So far, we have only considered subqueries that return a single column. However, we can also work with subqueries that return multiple columns and multiple rows (derived tables).
SQL supports comparison not only with a single column, but also allows pairwise comparison of values in the main query with values in the subquery.
For example, if we want to get information about all reservations where the accommodation price at the time of booking (Reservations.price) matches the current price of the accommodation (Room.price), we can do it as follows:
SELECT * FROM Reservations WHERE (room_id, price) IN (SELECT id, price FROM Rooms);
In this example, the subquery returns a table with the identifiers of residential properties and their current price:
SELECT id, price FROM Rooms
And then, using this table, we limit all bookings only to those where the pair of values room_id and price can be found in the subquery table.
This same solution could be executed without comparison by multiple columns, but it would be more verbose:

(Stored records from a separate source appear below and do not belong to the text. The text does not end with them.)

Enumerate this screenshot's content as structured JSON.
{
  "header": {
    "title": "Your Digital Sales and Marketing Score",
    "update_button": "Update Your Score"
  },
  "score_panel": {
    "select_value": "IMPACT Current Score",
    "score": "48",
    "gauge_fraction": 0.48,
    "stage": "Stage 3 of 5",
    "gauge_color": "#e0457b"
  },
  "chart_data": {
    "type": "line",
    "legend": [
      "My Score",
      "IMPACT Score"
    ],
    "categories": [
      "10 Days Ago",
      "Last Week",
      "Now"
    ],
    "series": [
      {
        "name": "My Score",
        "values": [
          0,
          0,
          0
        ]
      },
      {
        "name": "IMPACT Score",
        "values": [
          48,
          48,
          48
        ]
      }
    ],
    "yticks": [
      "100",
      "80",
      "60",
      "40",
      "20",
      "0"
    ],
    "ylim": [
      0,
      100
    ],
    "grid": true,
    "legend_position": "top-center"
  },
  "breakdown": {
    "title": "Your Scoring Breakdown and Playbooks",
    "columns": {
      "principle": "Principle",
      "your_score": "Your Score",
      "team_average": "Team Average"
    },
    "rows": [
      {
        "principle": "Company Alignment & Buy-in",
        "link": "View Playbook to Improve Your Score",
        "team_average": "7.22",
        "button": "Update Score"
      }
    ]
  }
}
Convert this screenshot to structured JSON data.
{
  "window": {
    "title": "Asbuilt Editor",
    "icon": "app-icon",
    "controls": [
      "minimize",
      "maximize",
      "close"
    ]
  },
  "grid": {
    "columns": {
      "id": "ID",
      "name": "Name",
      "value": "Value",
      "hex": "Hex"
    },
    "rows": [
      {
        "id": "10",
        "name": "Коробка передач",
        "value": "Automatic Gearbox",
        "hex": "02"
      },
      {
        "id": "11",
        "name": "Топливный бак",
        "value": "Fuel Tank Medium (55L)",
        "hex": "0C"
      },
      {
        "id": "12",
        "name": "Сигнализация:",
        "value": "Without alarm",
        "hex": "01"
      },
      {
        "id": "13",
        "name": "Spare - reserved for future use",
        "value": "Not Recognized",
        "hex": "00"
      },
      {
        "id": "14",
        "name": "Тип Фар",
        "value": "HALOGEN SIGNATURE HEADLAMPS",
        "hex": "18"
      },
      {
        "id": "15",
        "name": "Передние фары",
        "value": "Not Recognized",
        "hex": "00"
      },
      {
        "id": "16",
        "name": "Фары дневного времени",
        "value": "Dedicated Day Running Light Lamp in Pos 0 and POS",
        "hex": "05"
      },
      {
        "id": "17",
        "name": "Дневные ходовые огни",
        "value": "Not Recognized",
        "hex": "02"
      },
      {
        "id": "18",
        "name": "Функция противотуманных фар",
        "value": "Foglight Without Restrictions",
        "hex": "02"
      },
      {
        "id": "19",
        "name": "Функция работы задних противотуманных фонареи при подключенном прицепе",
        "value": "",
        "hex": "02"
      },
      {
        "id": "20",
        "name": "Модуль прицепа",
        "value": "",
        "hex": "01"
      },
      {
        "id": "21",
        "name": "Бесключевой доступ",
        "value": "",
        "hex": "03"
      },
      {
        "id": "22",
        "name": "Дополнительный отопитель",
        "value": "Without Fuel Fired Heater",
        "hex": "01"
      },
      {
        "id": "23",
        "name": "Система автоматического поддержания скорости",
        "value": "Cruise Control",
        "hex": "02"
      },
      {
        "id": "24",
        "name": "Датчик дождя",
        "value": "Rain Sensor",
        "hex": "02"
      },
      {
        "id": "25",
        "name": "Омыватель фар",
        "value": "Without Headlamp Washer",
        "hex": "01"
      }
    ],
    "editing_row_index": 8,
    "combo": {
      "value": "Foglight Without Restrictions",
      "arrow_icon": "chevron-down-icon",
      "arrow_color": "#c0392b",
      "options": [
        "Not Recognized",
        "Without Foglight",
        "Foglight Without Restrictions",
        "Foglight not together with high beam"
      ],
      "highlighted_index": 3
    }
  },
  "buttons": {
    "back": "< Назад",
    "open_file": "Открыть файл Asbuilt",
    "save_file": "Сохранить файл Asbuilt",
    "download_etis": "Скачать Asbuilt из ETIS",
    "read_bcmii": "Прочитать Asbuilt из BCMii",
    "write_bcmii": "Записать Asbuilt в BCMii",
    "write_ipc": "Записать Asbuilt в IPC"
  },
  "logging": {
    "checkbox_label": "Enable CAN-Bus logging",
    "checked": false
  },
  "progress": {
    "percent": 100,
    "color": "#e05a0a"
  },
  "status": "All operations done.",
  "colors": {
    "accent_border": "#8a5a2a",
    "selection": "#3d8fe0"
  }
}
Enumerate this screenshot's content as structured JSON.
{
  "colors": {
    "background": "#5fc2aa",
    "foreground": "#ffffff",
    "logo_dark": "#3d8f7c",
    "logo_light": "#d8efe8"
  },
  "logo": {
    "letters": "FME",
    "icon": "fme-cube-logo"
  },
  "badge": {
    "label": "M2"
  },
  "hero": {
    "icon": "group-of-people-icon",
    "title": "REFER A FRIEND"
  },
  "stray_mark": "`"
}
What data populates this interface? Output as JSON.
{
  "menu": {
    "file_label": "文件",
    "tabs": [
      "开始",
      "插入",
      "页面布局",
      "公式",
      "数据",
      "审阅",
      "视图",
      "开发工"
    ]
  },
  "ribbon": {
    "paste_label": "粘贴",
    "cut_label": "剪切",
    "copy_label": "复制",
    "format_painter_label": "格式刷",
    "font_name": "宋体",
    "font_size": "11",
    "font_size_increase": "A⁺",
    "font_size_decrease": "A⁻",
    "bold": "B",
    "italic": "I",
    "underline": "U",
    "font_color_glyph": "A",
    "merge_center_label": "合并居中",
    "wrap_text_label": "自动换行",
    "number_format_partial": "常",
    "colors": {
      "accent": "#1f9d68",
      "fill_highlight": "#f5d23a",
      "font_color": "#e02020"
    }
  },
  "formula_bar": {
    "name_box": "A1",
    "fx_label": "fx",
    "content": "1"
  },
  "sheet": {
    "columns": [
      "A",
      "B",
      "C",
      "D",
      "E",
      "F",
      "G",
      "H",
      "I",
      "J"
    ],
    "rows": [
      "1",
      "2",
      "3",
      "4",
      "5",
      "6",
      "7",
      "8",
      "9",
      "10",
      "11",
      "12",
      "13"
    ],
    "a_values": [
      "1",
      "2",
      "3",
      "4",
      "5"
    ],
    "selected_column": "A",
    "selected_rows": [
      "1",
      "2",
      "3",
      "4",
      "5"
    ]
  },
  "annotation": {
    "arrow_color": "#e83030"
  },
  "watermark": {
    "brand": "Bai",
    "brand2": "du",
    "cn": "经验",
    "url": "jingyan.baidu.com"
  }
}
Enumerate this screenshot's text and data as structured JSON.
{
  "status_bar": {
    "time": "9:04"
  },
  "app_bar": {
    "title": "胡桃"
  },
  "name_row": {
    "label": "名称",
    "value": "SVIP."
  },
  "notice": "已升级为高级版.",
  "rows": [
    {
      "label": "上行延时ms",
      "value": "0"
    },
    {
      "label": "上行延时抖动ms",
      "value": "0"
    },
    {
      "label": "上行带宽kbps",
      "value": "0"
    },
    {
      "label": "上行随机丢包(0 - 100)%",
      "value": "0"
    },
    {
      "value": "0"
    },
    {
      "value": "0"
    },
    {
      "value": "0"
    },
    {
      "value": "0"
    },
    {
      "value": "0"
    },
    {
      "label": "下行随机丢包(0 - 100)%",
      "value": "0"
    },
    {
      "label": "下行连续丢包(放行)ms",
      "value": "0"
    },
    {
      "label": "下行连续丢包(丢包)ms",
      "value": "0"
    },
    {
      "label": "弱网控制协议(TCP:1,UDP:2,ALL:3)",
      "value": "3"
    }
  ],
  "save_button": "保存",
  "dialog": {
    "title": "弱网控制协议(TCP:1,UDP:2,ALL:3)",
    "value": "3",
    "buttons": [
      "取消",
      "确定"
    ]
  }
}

SELECT Reservations.* FROM Reservations INNER JOIN Rooms ON Reservations.room_id = Rooms.id WHERE Reservations.price = Rooms.price;